## Your assignment:
Retype every entry exactly, down to the last character.

Records from a dataset
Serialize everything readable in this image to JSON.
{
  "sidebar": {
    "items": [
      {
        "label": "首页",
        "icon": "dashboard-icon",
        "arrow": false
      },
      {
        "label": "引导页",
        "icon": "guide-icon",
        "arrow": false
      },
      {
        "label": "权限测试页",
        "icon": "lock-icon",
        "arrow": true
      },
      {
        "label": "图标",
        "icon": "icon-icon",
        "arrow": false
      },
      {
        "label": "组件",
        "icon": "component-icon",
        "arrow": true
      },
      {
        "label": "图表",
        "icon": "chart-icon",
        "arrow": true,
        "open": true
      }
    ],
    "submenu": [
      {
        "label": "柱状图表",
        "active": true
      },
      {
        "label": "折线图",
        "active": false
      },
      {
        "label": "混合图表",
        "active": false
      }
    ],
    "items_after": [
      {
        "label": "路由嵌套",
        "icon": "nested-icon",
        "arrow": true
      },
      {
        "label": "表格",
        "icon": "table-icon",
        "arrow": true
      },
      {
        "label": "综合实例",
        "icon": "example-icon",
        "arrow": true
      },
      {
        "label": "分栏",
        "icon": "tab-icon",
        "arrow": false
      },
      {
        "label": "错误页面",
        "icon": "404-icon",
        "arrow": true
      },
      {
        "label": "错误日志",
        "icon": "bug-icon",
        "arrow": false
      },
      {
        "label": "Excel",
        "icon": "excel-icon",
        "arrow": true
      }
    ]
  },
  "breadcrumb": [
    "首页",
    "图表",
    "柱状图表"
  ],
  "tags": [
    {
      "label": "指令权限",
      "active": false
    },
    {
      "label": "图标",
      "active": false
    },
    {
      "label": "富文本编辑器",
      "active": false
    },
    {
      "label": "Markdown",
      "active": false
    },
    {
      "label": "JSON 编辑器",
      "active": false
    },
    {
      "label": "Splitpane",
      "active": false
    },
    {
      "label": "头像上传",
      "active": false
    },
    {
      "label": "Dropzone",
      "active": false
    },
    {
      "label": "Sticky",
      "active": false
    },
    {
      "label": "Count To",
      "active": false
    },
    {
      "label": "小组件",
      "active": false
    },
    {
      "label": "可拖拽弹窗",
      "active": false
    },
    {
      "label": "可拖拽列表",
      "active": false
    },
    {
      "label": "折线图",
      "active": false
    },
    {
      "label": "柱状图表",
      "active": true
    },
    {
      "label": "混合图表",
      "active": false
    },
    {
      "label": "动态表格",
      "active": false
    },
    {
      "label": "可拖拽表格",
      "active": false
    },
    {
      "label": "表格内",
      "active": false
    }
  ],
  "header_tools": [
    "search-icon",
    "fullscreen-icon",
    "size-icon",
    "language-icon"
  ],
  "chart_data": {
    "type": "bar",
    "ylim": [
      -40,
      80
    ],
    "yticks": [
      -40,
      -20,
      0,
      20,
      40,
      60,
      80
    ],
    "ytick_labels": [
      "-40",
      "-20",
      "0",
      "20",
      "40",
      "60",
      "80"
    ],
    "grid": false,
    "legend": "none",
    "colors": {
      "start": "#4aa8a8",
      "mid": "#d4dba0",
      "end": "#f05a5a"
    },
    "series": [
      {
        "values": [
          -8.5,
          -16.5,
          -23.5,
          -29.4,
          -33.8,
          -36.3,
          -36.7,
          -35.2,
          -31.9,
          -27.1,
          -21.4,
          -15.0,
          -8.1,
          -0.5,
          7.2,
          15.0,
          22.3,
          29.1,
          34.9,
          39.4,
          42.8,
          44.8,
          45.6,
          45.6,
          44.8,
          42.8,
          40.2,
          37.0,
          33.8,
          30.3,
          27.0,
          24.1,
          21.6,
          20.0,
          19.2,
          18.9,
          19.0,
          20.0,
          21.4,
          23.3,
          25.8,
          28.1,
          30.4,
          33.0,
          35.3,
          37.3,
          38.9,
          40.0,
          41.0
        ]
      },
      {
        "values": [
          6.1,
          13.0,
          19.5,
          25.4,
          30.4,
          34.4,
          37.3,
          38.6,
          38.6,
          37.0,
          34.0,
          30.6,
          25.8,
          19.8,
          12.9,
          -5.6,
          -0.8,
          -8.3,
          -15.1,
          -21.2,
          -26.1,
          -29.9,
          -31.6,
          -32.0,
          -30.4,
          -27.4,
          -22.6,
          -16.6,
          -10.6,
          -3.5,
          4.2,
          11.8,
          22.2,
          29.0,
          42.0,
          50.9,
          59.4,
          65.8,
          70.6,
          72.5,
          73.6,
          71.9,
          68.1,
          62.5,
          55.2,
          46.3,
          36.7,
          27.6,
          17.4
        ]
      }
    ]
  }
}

## Finished task:
Serialize everything readable in this image to JSON.
{
  "sidebar": {
    "items": [
      {
        "label": "首页",
        "icon": "dashboard-icon",
        "arrow": false
      },
      {
        "label": "引导页",
        "icon": "guide-icon",
        "arrow": false
      },
      {
        "label": "权限测试页",
        "icon": "lock-icon",
        "arrow": true
      },
      {
        "label": "图标",
        "icon": "icon-icon",
        "arrow": false
      },
      {
        "label": "组件",
        "icon": "component-icon",
        "arrow": true
      },
      {
        "label": "图表",
        "icon": "chart-icon",
        "arrow": true,
        "open": true
      }
    ],
    "submenu": [
      {
        "label": "柱状图表",
        "active": true
      },
      {
        "label": "折线图",
        "active": false
      },
      {
        "label": "混合图表",
        "active": false
      }
    ],
    "items_after": [
      {
        "label": "路由嵌套",
        "icon": "nested-icon",
        "arrow": true
      },
      {
        "label": "表格",
        "icon": "table-icon",
        "arrow": true
      },
      {
        "label": "综合实例",
        "icon": "example-icon",
        "arrow": true
      },
      {
        "label": "分栏",
        "icon": "tab-icon",
        "arrow": false
      },
      {
        "label": "错误页面",
        "icon": "404-icon",
        "arrow": true
      },
      {
        "label": "错误日志",
        "icon": "bug-icon",
        "arrow": false
      },
      {
        "label": "Excel",
        "icon": "excel-icon",
        "arrow": true
      }
    ]
  },
  "breadcrumb": [
    "首页",
    "图表",
    "柱状图表"
  ],
  "tags": [
    {
      "label": "指令权限",
      "active": false
    },
    {
      "label": "图标",
      "active": false
    },
    {
      "label": "富文本编辑器",
      "active": false
    },
    {
      "label": "Markdown",
      "active": false
    },
    {
      "label": "JSON 编辑器",
      "active": false
    },
    {
      "label": "Splitpane",
      "active": false
    },
    {
      "label": "头像上传",
      "active": false
    },
    {
      "label": "Dropzone",
      "active": false
    },
    {
      "label": "Sticky",
      "active": false
    },
    {
      "label": "Count To",
      "active": false
    },
    {
      "label": "小组件",
      "active": false
    },
    {
      "label": "可拖拽弹窗",
      "active": false
    },
    {
      "label": "可拖拽列表",
      "active": false
    },
    {
      "label": "折线图",
      "active": false
    },
    {
      "label": "柱状图表",
      "active": true
    },
    {
      "label": "混合图表",
      "active": false
    },
    {
      "label": "动态表格",
      "active": false
    },
    {
      "label": "可拖拽表格",
      "active": false
    },
    {
      "label": "表格内",
      "active": false
    }
  ],
  "header_tools": [
    "search-icon",
    "fullscreen-icon",
    "size-icon",
    "language-icon"
  ],
  "chart_data": {
    "type": "bar",
    "ylim": [
      -40,
      80
    ],
    "yticks": [
      -40,
      -20,
      0,
      20,
      40,
      60,
      80
    ],
    "ytick_labels": [
      "-40",
      "-20",
      "0",
      "20",
      "40",
      "60",
      "80"
    ],
    "grid": false,
    "legend": "none",
    "colors": {
      "start": "#4aa8a8",
      "mid": "#d4dba0",
      "end": "#f05a5a"
    },
    "series": [
      {
        "values": [
          -8.5,
          -16.5,
          -23.5,
          -29.4,
          -33.8,
          -36.3,
          -36.7,
          -35.2,
          -31.9,
          -27.1,
          -21.4,
          -15.0,
          -8.1,
          -0.5,
          7.2,
          15.0,
          22.3,
          29.1,
          34.9,
          39.4,
          42.8,
          44.8,
          45.6,
          45.6,
          44.8,
          42.8,
          40.2,
          37.0,
          33.8,
          30.3,
          27.0,
          24.1,
          21.6,
          20.0,
          19.2,
          18.9,
          19.0,
          20.0,
          21.4,
          23.3,
          25.8,
          28.1,
          30.4,
          33.0,
          35.3,
          37.3,
          38.9,
          40.0,
          41.0
        ]
      },
      {
        "values": [
          6.1,
          13.0,
          19.5,
          25.4,
          30.4,
          34.4,
          37.3,
          38.6,
          38.6,
          37.0,
          34.0,
          30.6,
          25.8,
          19.8,
          12.9,
          -5.6,
          -0.8,
          -8.3,
          -15.1,
          -21.2,
          -26.1,
          -29.9,
          -31.6,
          -32.0,
          -30.4,
          -27.4,
          -22.6,
          -16.6,
          -10.6,
          -3.5,
          4.2,
          11.8,
          22.2,
          29.0,
          42.0,
          50.9,
          59.4,
          65.8,
          70.6,
          72.5,
          73.6,
          71.9,
          68.1,
          62.5,
          55.2,
          46.3,
          36.7,
          27.6,
          17.4
        ]
      }
    ]
  }
}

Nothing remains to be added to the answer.